“He just opened up his ideas,” added Story. “That’s what is so great about this play -- it’s two things and many things and they exist side by side. I think he simply stopped worrying about trying to make everything stylistically like before.”
Along with Story, a fellow member of The Shakespeare Theater Company, Ted van Griethuysen is also glad to be back at McCarter. “I really love Princeton,” he says. “It’s a wonderful atmosphere. It’s got one of the best universities in America, so you’ve got an audience that is perfect for Shakespeare. If you look at McCarter’s season schedule, it’s a very rich, cultural venue.”
Few of Shakespeare contemporaries are still produced regularly and, when one thinks of modern playwrights, it’s difficult to imagine many existing hundreds of years into the future as well. So, what is it about Shakespeare’s work that makes him so unique? What keeps people coming back, year after year, to see his shows staged in both traditional and modern productions? Considering the vast resume of Tom Story and Ted van Griethuysen, I thought they would be the perfect people to ask.
“He’s better than all of the others,” states van Griethuysen. “When someone asks me, ‘What is Shakespeare?’ the answer would be that it’s not the plot for the plays, because those he gets mostly from other sources. It’s not even the characters, but that comes closer.
“Shakespeare is what he says and how he says it,” continues van Griethuysen. “He’s regarded as being the most rich source of human condition, knowledge and experience as any dramatist who’s ever written or may ever write. And he says it in a way that goes directly to the heart and to the mind. He speaks to the human being in a way that I don’t think any dramatist ever has. I think Shakespeare himself was puzzled as to where it all came. I don’t think he knew.”
The cast of “The Winter’s Tale” includes many veterans of Shakespeare’s work. Along with Tom Story and Ted van Griethuysen, the cast includes Sean Arbuckle, Todd Bartels, Brent Carver, Mark Harelik, Nancy Robinette, Heather Wood and Hannah Yelland. Original music was composed by Nico Muhly, a rising star whose first opera is a co-commission by the Metropolitan Opera and the Lincoln Center Theater Opera/Theater Commissions Program in a co-production with the English National Opera.
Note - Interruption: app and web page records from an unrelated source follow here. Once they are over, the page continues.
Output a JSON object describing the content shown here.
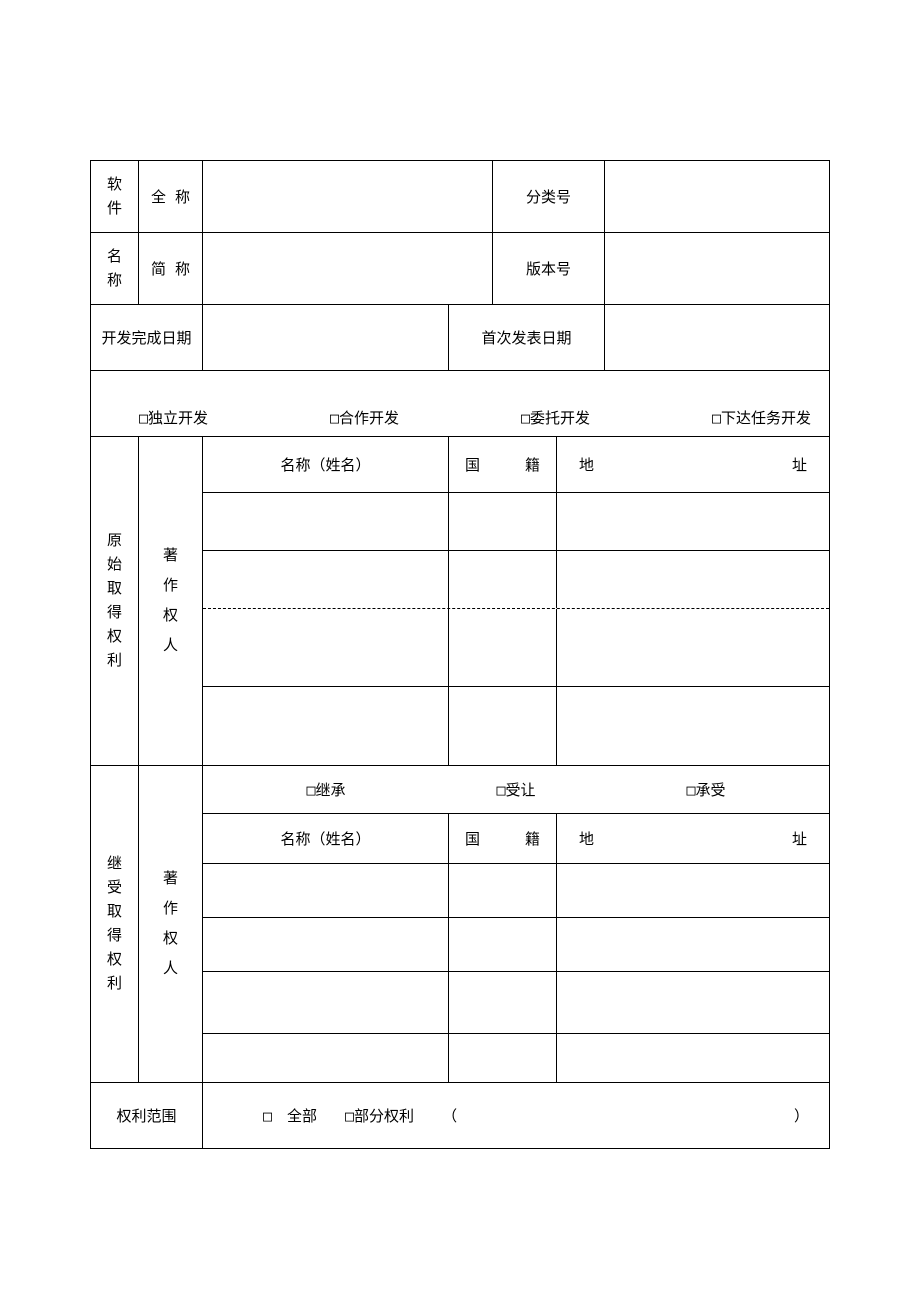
{
  "software_name": {
    "label_group": "软件名称",
    "full_label": "全称",
    "short_label": "简称",
    "full_value": "",
    "short_value": "",
    "class_no_label": "分类号",
    "class_no_value": "",
    "version_label": "版本号",
    "version_value": ""
  },
  "dates": {
    "dev_complete_label": "开发完成日期",
    "dev_complete_value": "",
    "first_publish_label": "首次发表日期",
    "first_publish_value": ""
  },
  "dev_mode": {
    "independent": "□独立开发",
    "cooperative": "□合作开发",
    "entrusted": "□委托开发",
    "assigned": "□下达任务开发"
  },
  "original": {
    "section_label": "原始取得权利",
    "holder_label": "著作权人",
    "col_name": "名称（姓名）",
    "col_nationality_a": "国",
    "col_nationality_b": "籍",
    "col_address_a": "地",
    "col_address_b": "址",
    "rows": [
      {
        "name": "",
        "nationality": "",
        "address": ""
      },
      {
        "name": "",
        "nationality": "",
        "address": ""
      },
      {
        "name": "",
        "nationality": "",
        "address": ""
      },
      {
        "name": "",
        "nationality": "",
        "address": ""
      }
    ]
  },
  "successor": {
    "section_label": "继受取得权利",
    "holder_label": "著作权人",
    "type_inherit": "□继承",
    "type_transfer": "□受让",
    "type_bear": "□承受",
    "col_name": "名称（姓名）",
    "col_nationality_a": "国",
    "col_nationality_b": "籍",
    "col_address_a": "地",
    "col_address_b": "址",
    "rows": [
      {
        "name": "",
        "nationality": "",
        "address": ""
      },
      {
        "name": "",
        "nationality": "",
        "address": ""
      },
      {
        "name": "",
        "nationality": "",
        "address": ""
      },
      {
        "name": "",
        "nationality": "",
        "address": ""
      }
    ]
  },
  "scope": {
    "label": "权利范围",
    "all": "□　全部",
    "partial": "□部分权利",
    "paren_open": "（",
    "paren_close": "）",
    "detail": ""
  }
}
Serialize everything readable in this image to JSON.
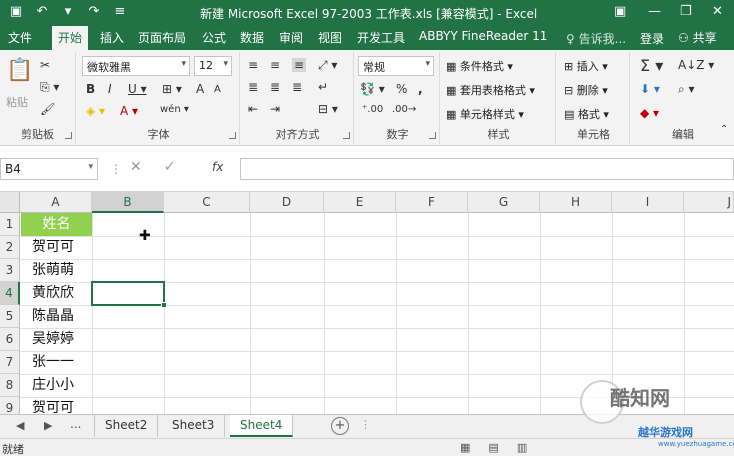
{
  "window": {
    "title": "新建 Microsoft Excel 97-2003 工作表.xls  [兼容模式] - Excel"
  },
  "ribbon_tabs": [
    "文件",
    "开始",
    "插入",
    "页面布局",
    "公式",
    "数据",
    "审阅",
    "视图",
    "开发工具",
    "ABBYY FineReader 11"
  ],
  "active_tab": "开始",
  "tell_me": "告诉我...",
  "login": "登录",
  "share": "共享",
  "ribbon": {
    "clipboard": {
      "label": "剪贴板",
      "paste": "粘贴"
    },
    "font": {
      "label": "字体",
      "name": "微软雅黑",
      "size": "12"
    },
    "alignment": {
      "label": "对齐方式"
    },
    "number": {
      "label": "数字",
      "format": "常规"
    },
    "styles": {
      "label": "样式",
      "conditional": "条件格式",
      "table": "套用表格格式",
      "cell_styles": "单元格样式"
    },
    "cells": {
      "label": "单元格",
      "insert": "插入",
      "delete": "删除",
      "format": "格式"
    },
    "editing": {
      "label": "编辑"
    }
  },
  "formula_bar": {
    "name_box": "B4",
    "fx": "fx",
    "value": ""
  },
  "grid": {
    "columns": [
      "A",
      "B",
      "C",
      "D",
      "E",
      "F",
      "G",
      "H",
      "I",
      "J"
    ],
    "rows": [
      "1",
      "2",
      "3",
      "4",
      "5",
      "6",
      "7",
      "8",
      "9"
    ],
    "selected_cell": "B4",
    "column_a": [
      "姓名",
      "贺可可",
      "张萌萌",
      "黄欣欣",
      "陈晶晶",
      "吴婷婷",
      "张一一",
      "庄小小",
      "贺可可"
    ]
  },
  "sheets": [
    "Sheet2",
    "Sheet3",
    "Sheet4"
  ],
  "active_sheet": "Sheet4",
  "sheet_nav": "...",
  "status": "就绪",
  "watermark": {
    "brand": "酷知网",
    "site": "越华游戏网",
    "url": "www.yuezhuagame.com"
  },
  "colors": {
    "accent": "#217346",
    "header_fill": "#92d050"
  }
}
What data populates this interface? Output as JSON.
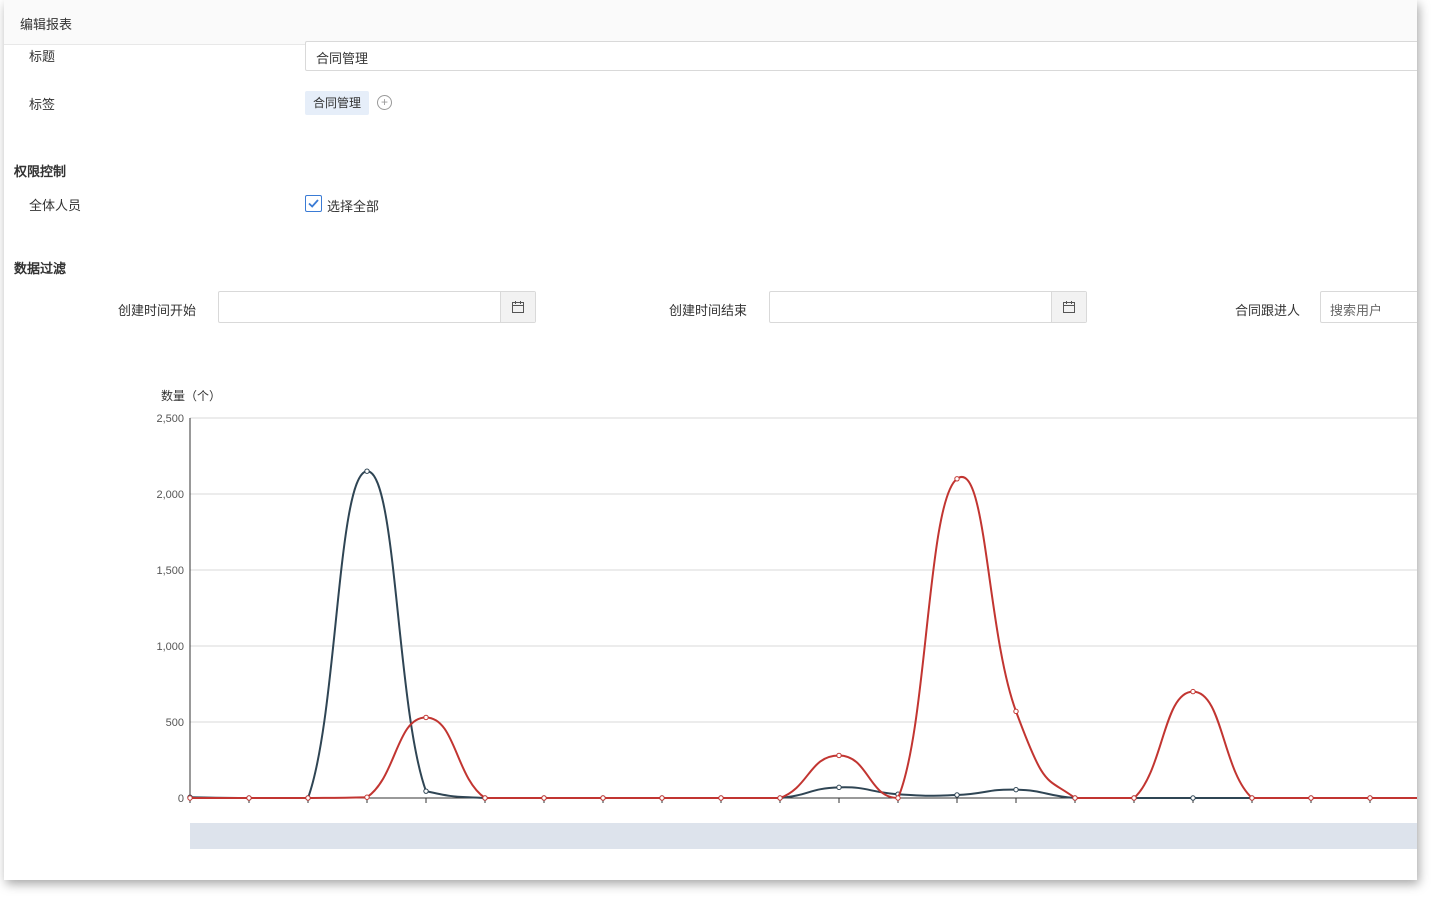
{
  "window": {
    "title": "编辑报表"
  },
  "form": {
    "title_label": "标题",
    "title_value": "合同管理",
    "tags_label": "标签",
    "tags": [
      "合同管理"
    ],
    "permission_section": "权限控制",
    "all_staff_label": "全体人员",
    "select_all_label": "选择全部",
    "filter_section": "数据过滤",
    "create_start_label": "创建时间开始",
    "create_end_label": "创建时间结束",
    "follower_label": "合同跟进人",
    "follower_placeholder": "搜索用户"
  },
  "icons": {
    "calendar": "calendar-icon",
    "add": "plus-circle-icon",
    "check": "check-icon"
  },
  "colors": {
    "series_dark": "#2f4554",
    "series_red": "#c23531",
    "checkbox": "#3a7bd5"
  },
  "chart_data": {
    "type": "line",
    "ylabel": "数量（个）",
    "ylim": [
      0,
      2500
    ],
    "yticks": [
      0,
      500,
      1000,
      1500,
      2000,
      2500
    ],
    "ytick_labels": [
      "0",
      "500",
      "1,000",
      "1,500",
      "2,000",
      "2,500"
    ],
    "x": [
      0,
      1,
      2,
      3,
      4,
      5,
      6,
      7,
      8,
      9,
      10,
      11,
      12,
      13,
      14,
      15,
      16,
      17,
      18,
      19,
      20,
      21,
      22
    ],
    "grid": true,
    "smooth": true,
    "series": [
      {
        "color": "#2f4554",
        "values": [
          5,
          0,
          0,
          2150,
          45,
          0,
          0,
          0,
          0,
          0,
          0,
          70,
          25,
          20,
          55,
          0,
          0,
          0,
          0,
          0,
          0,
          0,
          50
        ]
      },
      {
        "color": "#c23531",
        "values": [
          0,
          0,
          0,
          5,
          530,
          0,
          0,
          0,
          0,
          0,
          0,
          280,
          0,
          2100,
          570,
          0,
          0,
          700,
          0,
          0,
          0,
          0,
          0
        ]
      }
    ]
  }
}
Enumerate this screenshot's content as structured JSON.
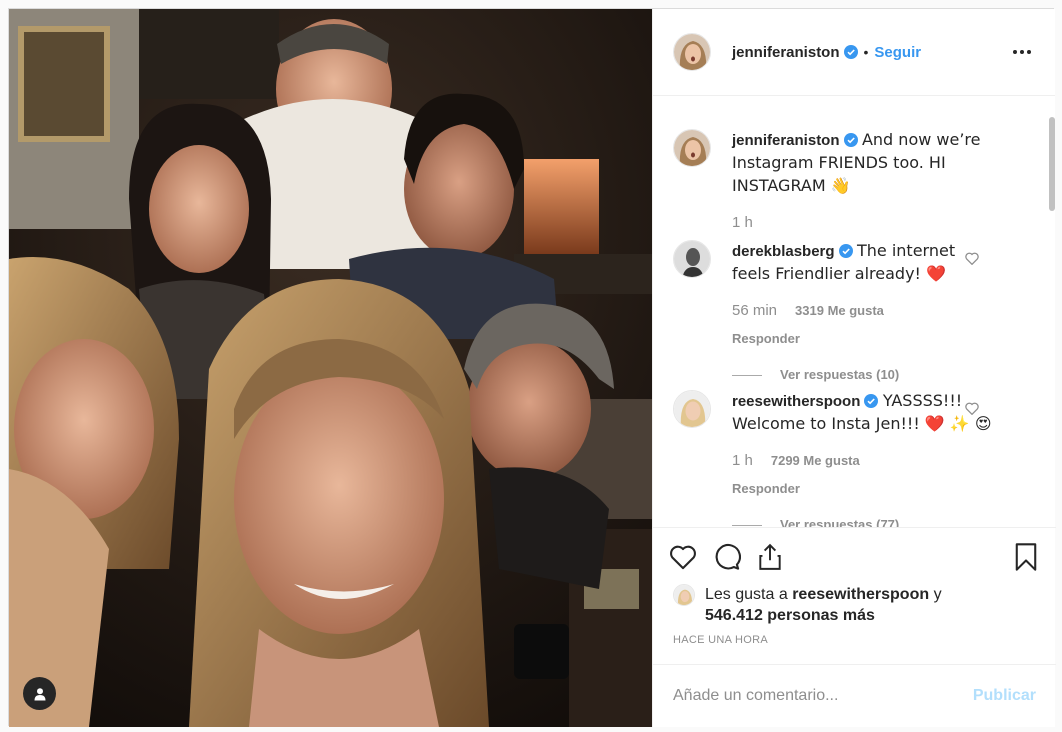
{
  "post": {
    "author": "jenniferaniston",
    "separator": "•",
    "follow_label": "Seguir"
  },
  "caption": {
    "username": "jenniferaniston",
    "text": "And now we’re Instagram FRIENDS too. HI INSTAGRAM 👋",
    "time": "1 h"
  },
  "comments": [
    {
      "username": "derekblasberg",
      "verified": true,
      "text": "The internet feels Friendlier already! ❤️",
      "time": "56 min",
      "likes": "3319 Me gusta",
      "reply_label": "Responder",
      "view_replies": "Ver respuestas (10)"
    },
    {
      "username": "reesewitherspoon",
      "verified": true,
      "text": "YASSSS!!! Welcome to Insta Jen!!! ❤️ ✨ 😍",
      "time": "1 h",
      "likes": "7299 Me gusta",
      "reply_label": "Responder",
      "view_replies": "Ver respuestas (77)"
    }
  ],
  "likes": {
    "prefix": "Les gusta a",
    "user": "reesewitherspoon",
    "joiner": "y",
    "others": "546.412 personas más"
  },
  "timestamp": "HACE UNA HORA",
  "comment_box": {
    "placeholder": "Añade un comentario...",
    "publish_label": "Publicar"
  },
  "icons": {
    "like": "heart-icon",
    "comment": "comment-icon",
    "share": "share-icon",
    "save": "bookmark-icon",
    "more": "more-options-icon",
    "tagged": "user-tag-icon",
    "verified": "verified-badge-icon"
  },
  "colors": {
    "accent": "#3897f0",
    "publish_disabled": "#b2dffc",
    "secondary_text": "#8e8e8e"
  }
}
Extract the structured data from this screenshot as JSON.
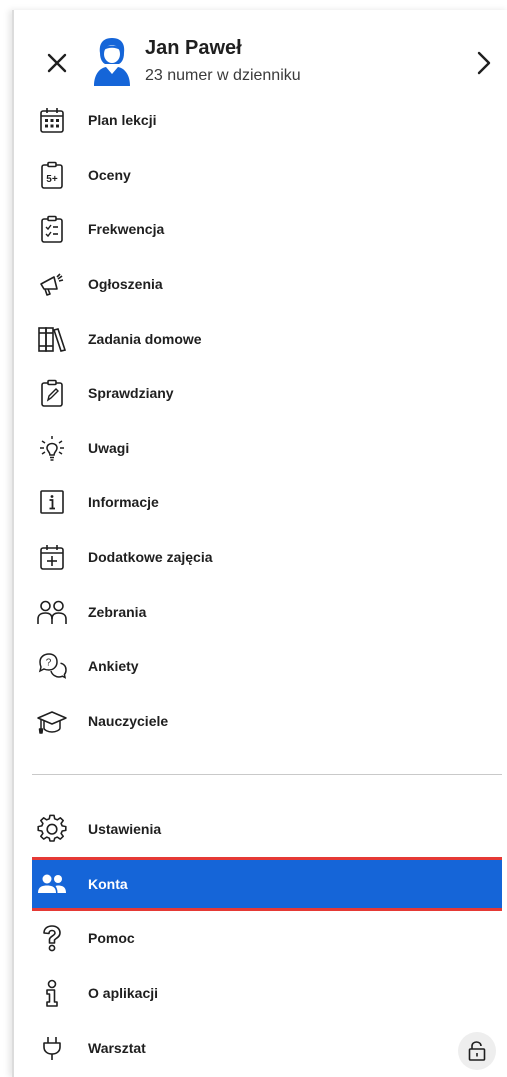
{
  "header": {
    "user_name": "Jan Paweł",
    "user_subtitle": "23 numer w dzienniku",
    "avatar_color": "#1565d8"
  },
  "menu": {
    "items": [
      {
        "label": "Plan lekcji",
        "icon": "calendar-grid-icon"
      },
      {
        "label": "Oceny",
        "icon": "grade-clipboard-icon"
      },
      {
        "label": "Frekwencja",
        "icon": "checklist-clipboard-icon"
      },
      {
        "label": "Ogłoszenia",
        "icon": "megaphone-icon"
      },
      {
        "label": "Zadania domowe",
        "icon": "books-icon"
      },
      {
        "label": "Sprawdziany",
        "icon": "clipboard-pencil-icon"
      },
      {
        "label": "Uwagi",
        "icon": "lightbulb-icon"
      },
      {
        "label": "Informacje",
        "icon": "info-box-icon"
      },
      {
        "label": "Dodatkowe zajęcia",
        "icon": "calendar-plus-icon"
      },
      {
        "label": "Zebrania",
        "icon": "people-outline-icon"
      },
      {
        "label": "Ankiety",
        "icon": "question-chat-icon"
      },
      {
        "label": "Nauczyciele",
        "icon": "graduation-cap-icon"
      }
    ],
    "secondary": [
      {
        "label": "Ustawienia",
        "icon": "gear-icon"
      },
      {
        "label": "Konta",
        "icon": "accounts-icon",
        "active": true
      },
      {
        "label": "Pomoc",
        "icon": "question-mark-icon"
      },
      {
        "label": "O aplikacji",
        "icon": "info-person-icon"
      },
      {
        "label": "Warsztat",
        "icon": "plug-icon"
      }
    ]
  },
  "colors": {
    "accent": "#1565d8",
    "active_border": "#e53935",
    "divider": "#c9c9c9"
  }
}
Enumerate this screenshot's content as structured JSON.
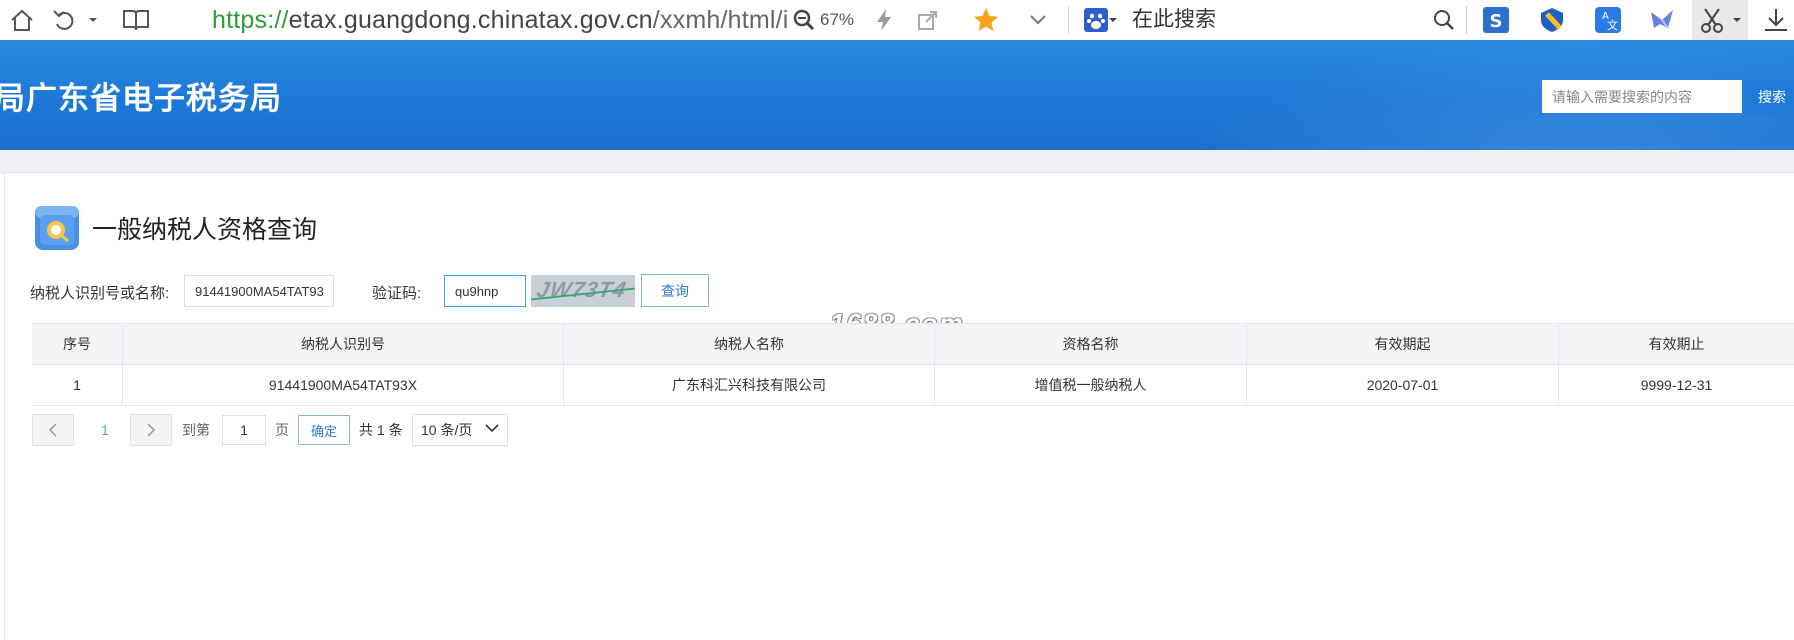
{
  "browser": {
    "url_scheme": "https://",
    "url_host": "etax.guangdong.chinatax.gov.cn",
    "url_path": "/xxmh/html/i",
    "zoom": "67%",
    "search_text": "在此搜索"
  },
  "header": {
    "title": "局广东省电子税务局",
    "search_placeholder": "请输入需要搜索的内容",
    "search_button": "搜索"
  },
  "page": {
    "title": "一般纳税人资格查询"
  },
  "form": {
    "taxpayer_label": "纳税人识别号或名称:",
    "taxpayer_value": "91441900MA54TAT93X",
    "captcha_label": "验证码:",
    "captcha_value": "qu9hnp",
    "captcha_image_text": "JW73T4",
    "query_button": "查询"
  },
  "watermark": "1688.com",
  "table": {
    "headers": [
      "序号",
      "纳税人识别号",
      "纳税人名称",
      "资格名称",
      "有效期起",
      "有效期止"
    ],
    "rows": [
      [
        "1",
        "91441900MA54TAT93X",
        "广东科汇兴科技有限公司",
        "增值税一般纳税人",
        "2020-07-01",
        "9999-12-31"
      ]
    ]
  },
  "pagination": {
    "current_page": "1",
    "goto_label": "到第",
    "goto_value": "1",
    "page_unit": "页",
    "confirm_button": "确定",
    "total_text": "共 1 条",
    "page_size": "10 条/页"
  },
  "colors": {
    "header_blue": "#1e78d6",
    "accent": "#409eff",
    "url_green": "#2e9c3a"
  }
}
Along with Muhly, music direction is handled by Ellis Ludwig-Leone, sound by Matt Tierney, lighting design by Christopher Akerlind, costume design by David Zinn, choreography by Camille A. Brown; and set design by Christine Jones. Casting was done by Laura Stanczyk, CSA; and Gillian Lane-Plescia served as vocal coach. Rebecca Taichman, who previously directed “Sleeping Beauty Wakes” and “Twelfth Night” at McCarter returns as director.
“It’s just a team of really creative people and a great group of actors,” said Story. “It feels like that thing that you live for that you don’t get to do that much... a real collaboration with exciting people who are all at the top of their game!”
When attending the show, be sure to arrive early for a special 20-minute discussion led by a member of McCarter’s artistic staff. These discussions will help you learn more about the themes and style of the play, information about production elements, and more. Each discussion takes place 45 minutes before the performance.
“I think Shakespeare’s still relevant because he said things about humanity in a way that no one before him or since has been able to say,” said Story. “It is mind boggling and no matter how much work you’ve done, you’re constantly surprised by the insight he had into the human condition. I’m always amazed that this one person was able to understand so many different emotions and so many different kinds of people. I think because of that, he will live forever.”
“The Winter’s Tale” by William Shakespeare, directed by Rebecca Taichman, on stage at McCarter Theatre Center in the Matthews Theatre Auditorium April 2 - April 21, 2013.